Anderson and his assistant Melvin Watkins kept the talent base local.
Was the reason to play on a level of loyalty to Arkansas and Mizzou? Was it because they did not have great contacts outside a certain radius to reach out to for players?
(Anderson, at Missouri, did have Zaire Taylor from Staten Island and Keon Lawrence from New Jersey, who transferred to Seton Hall.)
Will Anderson reach back into the south for players to come to St. John’s, selling them on the bright lights and Big East?
After all, current Johnnies Greg Williams Jr. (Louisiana) and Josh Roberts (Alabama) seem to like being up in the area. Marquette had success under Buzz Williams with a number of Texans.
Or will Mike Anderson cast a national (or even international) net, specifying a certain kind of run and jump player who can play his style, grow under him as a person, and become a star?
Or will Anderson, after hiring a local recruiter and a national recruiter, keep his search local, convincing recruits to stay home?
St. John’s would welcome that, a nod to the old school culture that saw many great city players stay to play for the Redmen/ Red Storm.

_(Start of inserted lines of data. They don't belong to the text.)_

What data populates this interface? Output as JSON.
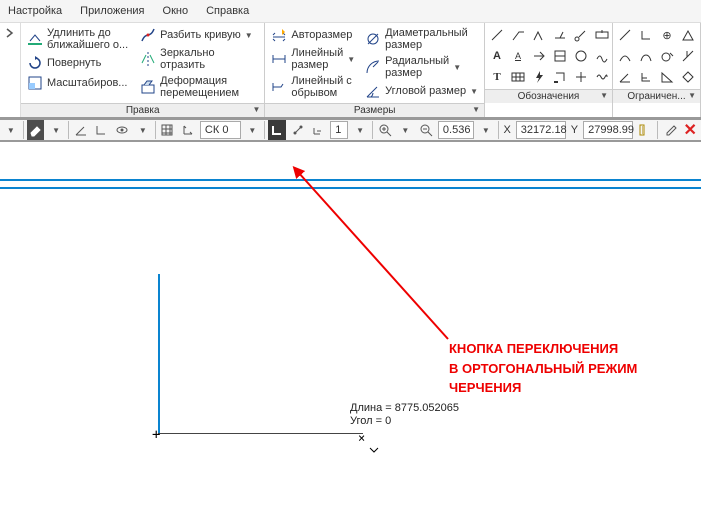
{
  "menu": {
    "items": [
      "Настройка",
      "Приложения",
      "Окно",
      "Справка"
    ]
  },
  "ribbon": {
    "edit": {
      "caption": "Правка",
      "items": [
        {
          "label": "Удлинить до\nближайшего о..."
        },
        {
          "label": "Повернуть"
        },
        {
          "label": "Масштабиров..."
        }
      ],
      "col2": [
        {
          "label": "Разбить кривую"
        },
        {
          "label": "Зеркально\nотразить"
        },
        {
          "label": "Деформация\nперемещением"
        }
      ]
    },
    "dims": {
      "caption": "Размеры",
      "col1": [
        {
          "label": "Авторазмер"
        },
        {
          "label": "Линейный\nразмер"
        },
        {
          "label": "Линейный с\nобрывом"
        }
      ],
      "col2": [
        {
          "label": "Диаметральный\nразмер"
        },
        {
          "label": "Радиальный\nразмер"
        },
        {
          "label": "Угловой размер"
        }
      ]
    },
    "annot_caption": "Обозначения",
    "constr_caption": "Ограничен..."
  },
  "strip": {
    "ck_label": "СК 0",
    "num_label": "1",
    "zoom": "0.536",
    "x_label": "X",
    "x_val": "32172.18",
    "y_label": "Y",
    "y_val": "27998.99"
  },
  "canvas": {
    "length": "Длина = 8775.052065",
    "angle": "Угол = 0"
  },
  "annotation": {
    "line1": "КНОПКА ПЕРЕКЛЮЧЕНИЯ",
    "line2": "В ОРТОГОНАЛЬНЫЙ РЕЖИМ",
    "line3": "ЧЕРЧЕНИЯ"
  }
}
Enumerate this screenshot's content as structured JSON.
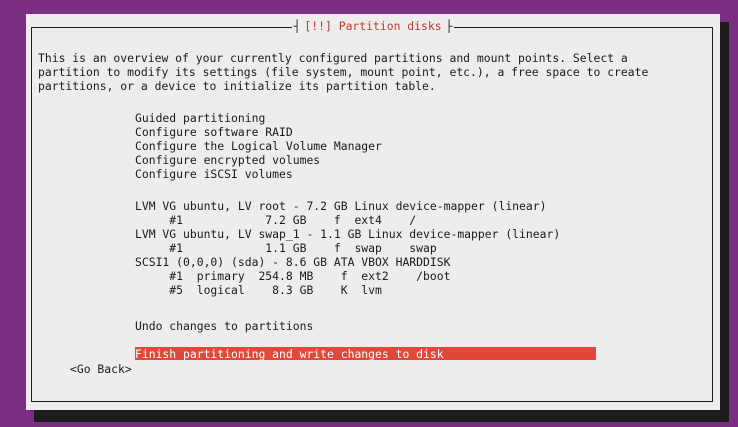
{
  "title": {
    "left_deco": "┤",
    "text": "[!!] Partition disks",
    "right_deco": "├"
  },
  "intro": [
    "This is an overview of your currently configured partitions and mount points. Select a",
    "partition to modify its settings (file system, mount point, etc.), a free space to create",
    "partitions, or a device to initialize its partition table."
  ],
  "menu": [
    "Guided partitioning",
    "Configure software RAID",
    "Configure the Logical Volume Manager",
    "Configure encrypted volumes",
    "Configure iSCSI volumes"
  ],
  "devices": [
    "LVM VG ubuntu, LV root - 7.2 GB Linux device-mapper (linear)",
    "     #1            7.2 GB    f  ext4    /",
    "LVM VG ubuntu, LV swap_1 - 1.1 GB Linux device-mapper (linear)",
    "     #1            1.1 GB    f  swap    swap",
    "SCSI1 (0,0,0) (sda) - 8.6 GB ATA VBOX HARDDISK",
    "     #1  primary  254.8 MB    f  ext2    /boot",
    "     #5  logical    8.3 GB    K  lvm"
  ],
  "actions": {
    "undo": "Undo changes to partitions",
    "finish": "Finish partitioning and write changes to disk"
  },
  "go_back": "<Go Back>",
  "colors": {
    "background": "#7a2f85",
    "dialog": "#ededed",
    "selection": "#e2483a",
    "title_text": "#c0392b"
  }
}
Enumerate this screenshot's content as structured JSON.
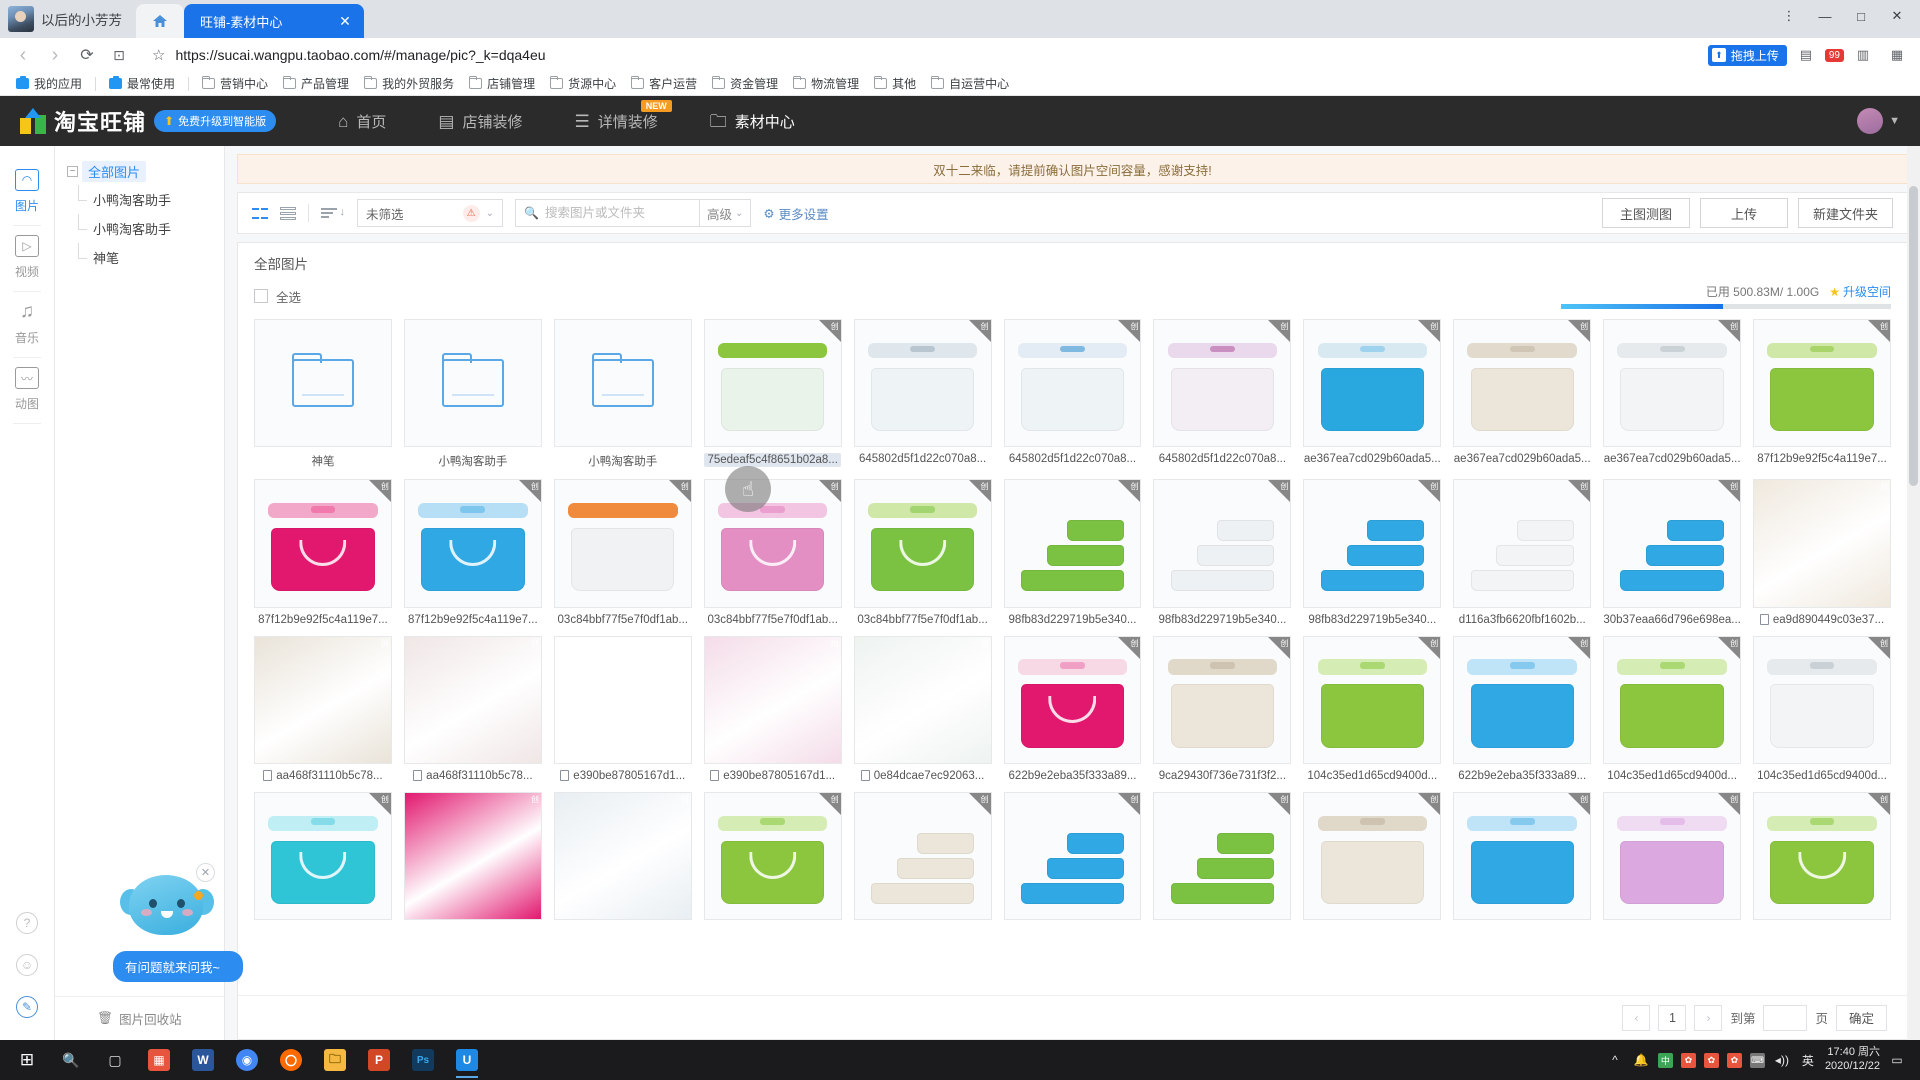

Those New York players have left for college for a long time, and now even leave to finish high school in other places, as Precious Achiuwa and Lester Quinones did.
Chris Mullin was able to use transfers. Steve Lavin made the search national. Norm Roberts was very local.
The summer recruiting sessions will start to tell the tale.
And if the only issue St. John’s has is that there are too many players from the south, but Anderson can get his run and gun style overwhelming other teams, the Red Storm fans will be joyous.